(1) is justified in using reasonable force, including deadly force, against any other person; and
(2) does not have a duty to retreat;
if the person reasonably believes that the force is necessary to prevent or terminate the other person’s unlawful entry of or attack on the person’s dwelling, curtilage, or occupied motor vehicle.
(e) With respect to property other than a dwelling, curtilage, or an occupied motor vehicle, a person is justified in using reasonable force against any other person if the person reasonably believes that the force is necessary to immediately prevent or terminate the other person’s trespass on or criminal interference with property lawfully in the person’s possession, lawfully in possession of a member of the person’s immediate family, or belonging to a person whose property the person has authority to protect.

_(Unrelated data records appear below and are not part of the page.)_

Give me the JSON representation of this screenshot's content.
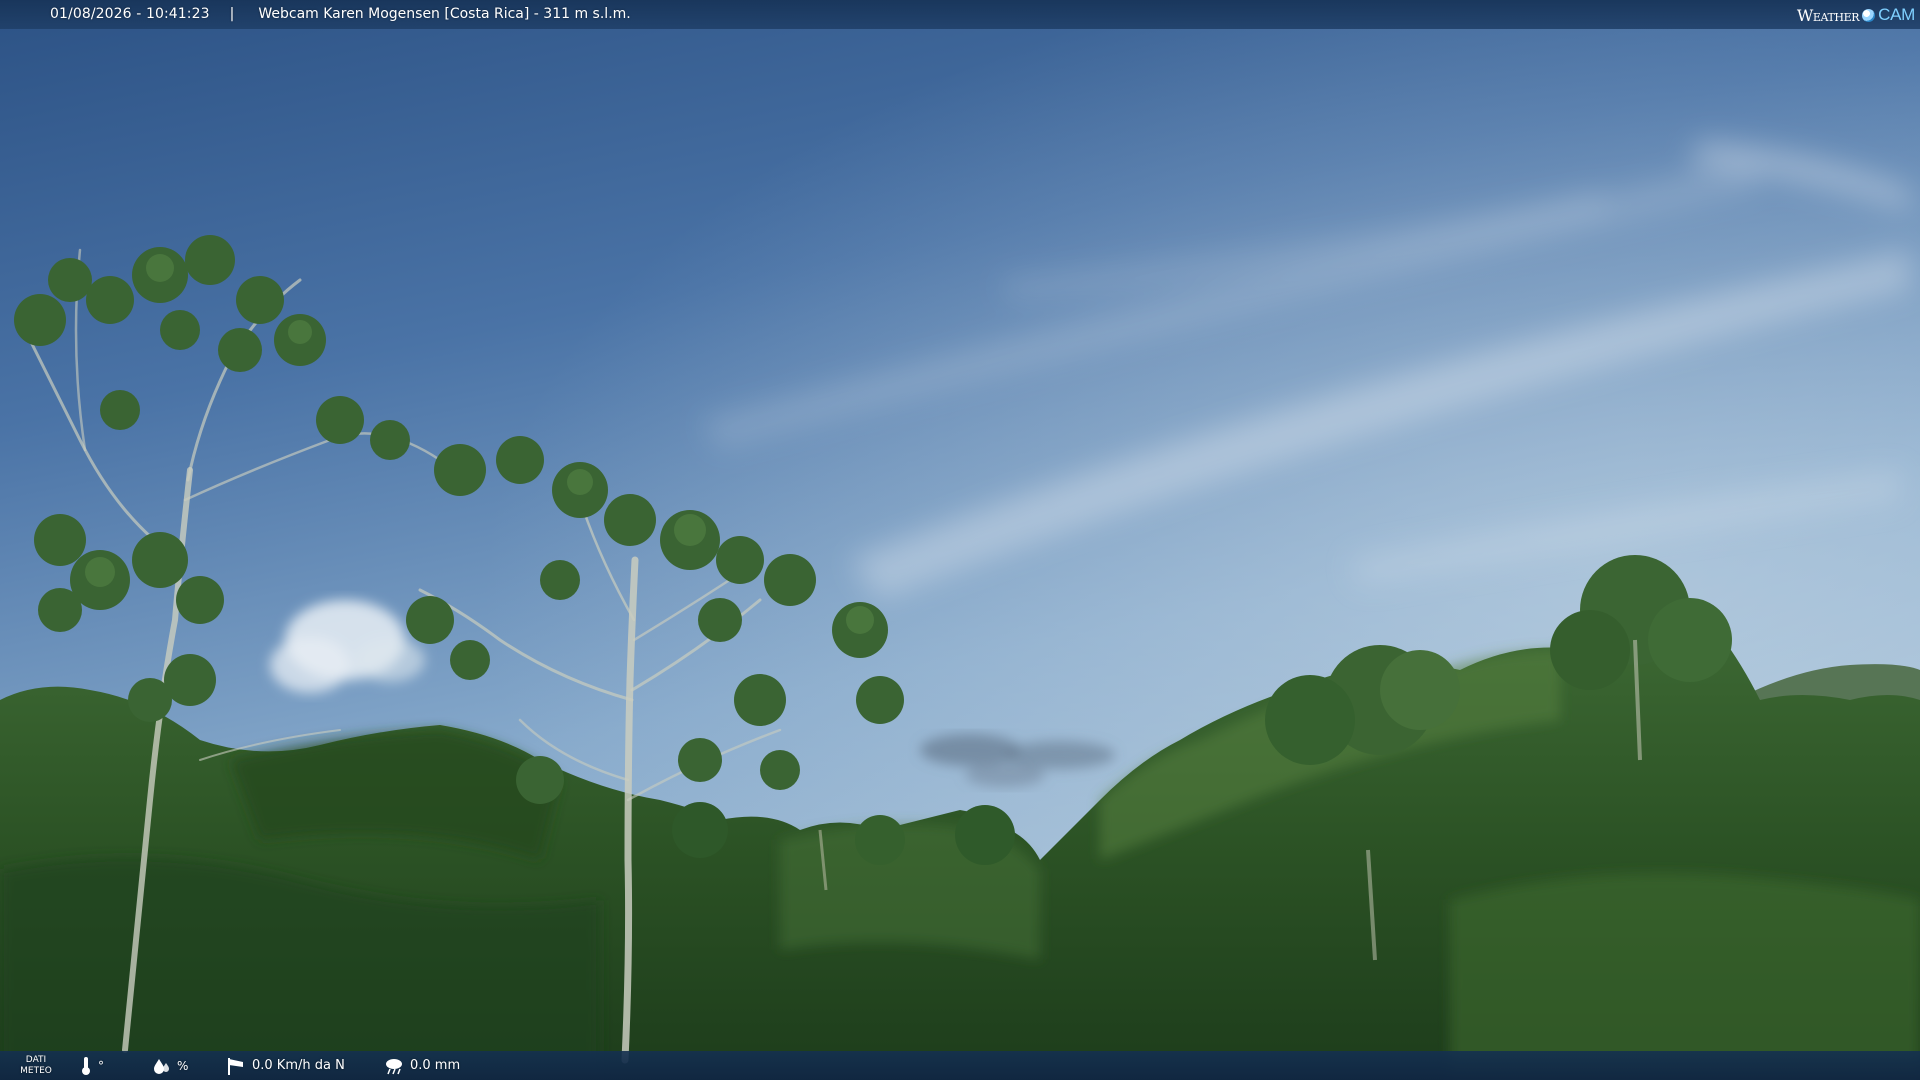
{
  "overlay_top": {
    "timestamp": "01/08/2026 - 10:41:23",
    "separator": "|",
    "camera_title": "Webcam Karen Mogensen [Costa Rica] - 311 m s.l.m."
  },
  "logo": {
    "word_weather": "Weather",
    "word_cam": "CAM"
  },
  "overlay_bottom": {
    "label_line1": "DATI",
    "label_line2": "METEO",
    "temperature_unit": "°",
    "humidity_unit": "%",
    "wind": "0.0 Km/h da N",
    "rain": "0.0 mm",
    "icons": [
      "thermometer-icon",
      "humidity-drop-icon",
      "wind-sock-icon",
      "rain-cloud-icon"
    ]
  },
  "colors": {
    "bar_background": "#1c3a62",
    "sky_top": "#2e5486",
    "sky_horizon": "#a7c2d8",
    "foliage": "#2f5a2a",
    "logo_accent": "#7fd0ff"
  }
}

However, a person:
@hchavers I’m not sure how softly you need to walk while you carry this. I’m not even sure Why you’re concerned about how you’re supposed to walk while you’re carrying this? Is it really fragile? Are you afraid of jostling it too much?
Now If you want to know how softly you should SPEAK while carrying this, well I still don’t know. I’ll have to get back to you.
Bought the Red Alert on here a few years back, its a 12 volt battery takes 9 AAA, and it’s a giant pain in the ass , here’s the problem you will incur with these long flash lights the battery closest to the light gets hot swells or leaks now you can’t remove it so you have to bang one end on concrete to get it to move now you cant screw the back plate back on because you fucked the threads up ,.If you did buy this just remove the batteries once a week to prevent this, its when they leak and sits in there for a month that you get the problem ,Meh did replace it for free think they were 20 bucks ,but brightest strobe on earth blinding in fact,
I’m sure there will be lots of people who will tell me how wrong I am about this (ok maybe 2) but 650 lumens doesn’t seem so bright. I bought Taclights on 2 for Tuesday a little over a year ago and they were 1100 lumens. They are quite bright. Probably a little less than twice as bright.
I briefly considered becoming a flashlight nerd a few years ago. Went pretty deep into the lumen claim debates, lengthy discussions on the perfect battery size, feature separation for different EDC scenarios, all that.
In the end, I got a couple conveniently-sized Maglite models (XL50 and XL200) for my bedroom and glove box along with some AAA eneloops that I recharge every six months. I paid about the same for all that than what I would have for the one Streamlight model I was considering, and the Maglites have performed flawlessly for years through some pretty nasty conditions. I also haven’t thrown one battery in the trash.
Unless you specifically need a weapon masquerading as a tool, there are better options out there than today’s offering that can be had for about the same cost.
Also: no shade on the flashlight nerds. There are valid reasons for getting very expensive flashlights, if only because it’s a hobby/collection.
Item (Coleman flashlight) received a few days ago; finally opened this flash light to checked it out: switched on the power slider and it became stuck in the on position and won’t slide back to off. DEFECTIVE?